“You’re OK,” I told myself over and over again, a mantra more wish than fact. I was not OK, in fact. I was hanging off the side of a sheer slope with my terrified hands clutching an alder branch, bashing my toes into the crusty snow on my way to the top of a ridge on Mount Marathon. Turning around wasn’t an option, because if I looked down that 50-foot drop, I’d really be done in.
That wasn’t the first time I’d been in that spot. The panic welling in my throat was an old friend, born in the dizzying moments at the edge of a diving board or on a trail overlooking the red-rock walls of the Grand Canyon. It visited again when I drank beers on rooftops in college in Chicago and when I climbed hundreds of stairs to the top balcony at St. Paul’s Cathedral in London, so far above the safety of knowing there was nowhere to fall.
“You’re OK,” I would tell myself, and after a moment, it would be true. I would turn back and my heart would slow again.
I’ve never been the bravest person in the world, but my approach to adventure has been affectionately described as “reckless.” My friend and I regularly wind up off the map when we hike, resulting in miles of bushwhacking through alders and knee-deep snow. I once decided to hike to Juneau Falls in the winter by myself, realized early that I had taken the wrong trail but assumed if I followed the shape of the mountains, I’d find it eventually. (I did, but only with the help of some friendly skiers.) Those times, the mantra became a prediction, as if I’d always known how it would turn out.
But there are others, too.
“You’re OK,” I remember telling myself as I meandered through the woods as a 12-year-old, completely lost. Out for a group paintball game in the forests surrounding my hometown of Prescott, Arizona, I had been shot and told to head back to camp. Unfortunately, I was born with a sense of adventure, not a sense of direction, and headed exactly the wrong way.
Two hours later, trying to stave off tears, I had managed to find a disused forest service road and began wandering down it. A distant voice filtered through the trees, and soon enough, my wild-eyed father came lumbering toward me. Vividly, I remember the scratch of his cheek on mine and the smell of pine sap as he held me, repeating softly, “Never again, never again.”
Wild adventures are alluring until they have a cost. My own somewhat reckless father learned that at 18 years old, falling from a bridge into an empty Arizona riverbed and breaking nearly every bone in his body. The resulting damage robbed him of nearly every activity he loved — rock climbing, caving, hiking, swimming — and left him with a body he jokingly described as half metal. I knew my father often by the things he could not do. Sometimes when he moved, his smile hid a wince.

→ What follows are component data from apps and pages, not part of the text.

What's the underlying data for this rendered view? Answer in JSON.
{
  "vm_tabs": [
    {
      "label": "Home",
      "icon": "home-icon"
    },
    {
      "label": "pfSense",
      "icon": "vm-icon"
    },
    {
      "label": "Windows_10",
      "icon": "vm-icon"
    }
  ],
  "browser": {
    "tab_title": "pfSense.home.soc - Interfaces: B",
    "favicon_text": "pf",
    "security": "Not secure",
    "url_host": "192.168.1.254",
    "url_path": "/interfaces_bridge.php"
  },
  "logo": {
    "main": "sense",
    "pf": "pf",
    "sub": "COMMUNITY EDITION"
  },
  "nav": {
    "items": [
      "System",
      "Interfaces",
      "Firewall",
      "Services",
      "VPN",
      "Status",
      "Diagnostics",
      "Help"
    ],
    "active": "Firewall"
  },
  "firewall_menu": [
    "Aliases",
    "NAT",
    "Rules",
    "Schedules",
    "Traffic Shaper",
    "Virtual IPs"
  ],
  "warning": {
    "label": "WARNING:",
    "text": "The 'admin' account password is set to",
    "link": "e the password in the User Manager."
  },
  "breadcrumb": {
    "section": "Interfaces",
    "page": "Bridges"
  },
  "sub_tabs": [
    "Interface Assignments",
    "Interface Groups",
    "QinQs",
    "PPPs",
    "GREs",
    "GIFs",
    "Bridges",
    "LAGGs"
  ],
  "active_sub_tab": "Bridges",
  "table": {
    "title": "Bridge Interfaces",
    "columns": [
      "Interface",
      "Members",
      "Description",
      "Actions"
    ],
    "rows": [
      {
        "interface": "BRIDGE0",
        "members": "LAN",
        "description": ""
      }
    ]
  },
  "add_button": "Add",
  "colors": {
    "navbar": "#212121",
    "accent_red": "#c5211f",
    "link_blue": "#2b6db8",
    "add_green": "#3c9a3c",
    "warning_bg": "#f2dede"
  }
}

And yet, the sense of adventure refused to die. His passion for bicycling inspired a lifelong love of the sport in me. I seem to have inherited his temperament, despite it having been taken long before I was born.
But I’m reminded of the years of pain he endured every time I find myself in a hairy situation, having to hope and wish everything will be fine. I’m reminded of the danger of my temperament every time I read a story about an experienced climber who fell from a cliff to his death, despite his gear, despite the clear weather. I’m reminded of the world’s wild side every time I look down the edge of a cliff and know in my blood and my brain: This could be it for me.
So, as I scrambled my way up into the bowl on Mount Marathon toward my boyfriend, who kept reminding me that I was doing fine, that I was almost there, the mantra came with a measure of humility and a reminder to take care — the consequences of accidents fall on more than just victims.
I reached the top and buried my face in my hands to slow my heart. “You’re OK,” I told myself, and it was true — this time.
Elizabeth Earl is a reporter at the Peninsula Clarion. Reach her at email@example.com.